▸ **Exercise aim**:
A faithful copy of the entries is needed, one that leaves out the pictures.

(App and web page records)
:::
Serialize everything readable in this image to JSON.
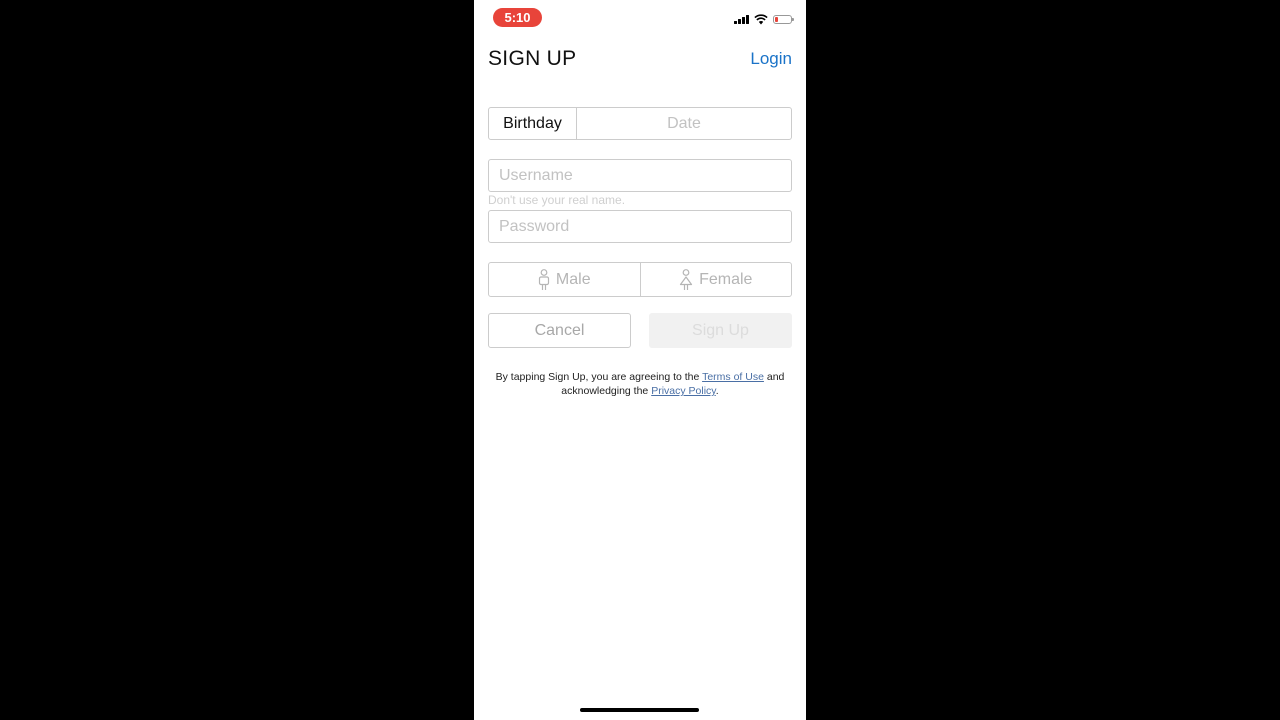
{
  "status_bar": {
    "time": "5:10",
    "icons": [
      "signal-icon",
      "wifi-icon",
      "battery-icon"
    ],
    "time_pill_color": "#e8443a",
    "battery_level": 0.15
  },
  "header": {
    "title": "SIGN UP",
    "login_label": "Login",
    "link_color": "#1a73c8"
  },
  "form": {
    "birthday_label": "Birthday",
    "date_placeholder": "Date",
    "username_placeholder": "Username",
    "username_hint": "Don't use your real name.",
    "password_placeholder": "Password",
    "gender_male": "Male",
    "gender_female": "Female",
    "male_icon": "male-person-icon",
    "female_icon": "female-person-icon"
  },
  "actions": {
    "cancel_label": "Cancel",
    "signup_label": "Sign Up",
    "signup_disabled": true
  },
  "terms": {
    "prefix": "By tapping Sign Up, you are agreeing to the ",
    "terms_link": "Terms of Use",
    "middle": " and acknowledging the ",
    "privacy_link": "Privacy Policy",
    "suffix": "."
  }
}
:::
▸ **Solution to this exercise**:
Serialize everything readable in this image to JSON.
{
  "status_bar": {
    "time": "5:10",
    "icons": [
      "signal-icon",
      "wifi-icon",
      "battery-icon"
    ],
    "time_pill_color": "#e8443a",
    "battery_level": 0.15
  },
  "header": {
    "title": "SIGN UP",
    "login_label": "Login",
    "link_color": "#1a73c8"
  },
  "form": {
    "birthday_label": "Birthday",
    "date_placeholder": "Date",
    "username_placeholder": "Username",
    "username_hint": "Don't use your real name.",
    "password_placeholder": "Password",
    "gender_male": "Male",
    "gender_female": "Female",
    "male_icon": "male-person-icon",
    "female_icon": "female-person-icon"
  },
  "actions": {
    "cancel_label": "Cancel",
    "signup_label": "Sign Up",
    "signup_disabled": true
  },
  "terms": {
    "prefix": "By tapping Sign Up, you are agreeing to the ",
    "terms_link": "Terms of Use",
    "middle": " and acknowledging the ",
    "privacy_link": "Privacy Policy",
    "suffix": "."
  }
}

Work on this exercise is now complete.